In New Jersey, Stationhouse Adjustment (SHA) is an alternative method for police to handle first-time juvenile offenders with minor offenses. SHA provides immediate consequences, such as community service or restitution, while allowing the juvenile to avoid a formal juvenile delinquency record. This early intervention aims to deter youth from continuing their negative behavior and progressing further into the juvenile justice system.
Stationhouse Adjustment is an ongoing, cross-cutting initiative of the CCPYDC. Through a collaboration between police departments, school districts, chaplains and social service programs, CCPYDC facilitated the redesign of the SHA process for consistency throughout police departments, and secured additional allowable offenses and inclusion of juveniles with second or third arrests.
A Successful Initiative

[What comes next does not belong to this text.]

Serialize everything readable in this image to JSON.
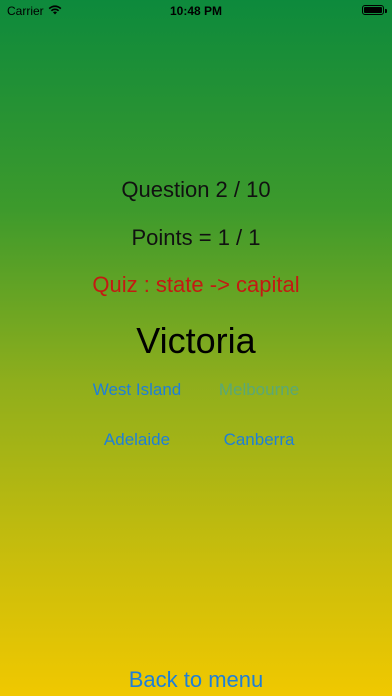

Data collected indicates that CCPYDC’s Stationhouse Adjustment effort has been widely successful. Between 2013 and 2015, Cumberland County SHAs increased by 122%. Individually, all three municipalities have also increased the number of SHAs administered since 2013. Bridgeton, in particular, saw the greatest increase in SHAs, from 2 in 2013 to 35 in 2015; a growth of 1650%. SHAs in Millville and Vineland grew by 78.7% and 24%, respectively. The recidivism rate (a subsequent contact with law enforcement or an arrest) of youth who were administered a SHA in 2015 is very low at only 12.9%. SHAs appear to be benefiting youth in a multitude of positive ways: in addition to stemming repeat of delinquent behavior, the majority of parents/guardians surveyed reported a positive change in their child’s behavior after the completion of their SHA.
CCPYDC’s work with SHA continues with the creation of informational training videos for police officers and chaplains, as well as SHA resource cards to use in the field.
For more information on the program, see the New Jersey Office of the Attorney General’s Stationhouse Adjustments Guide.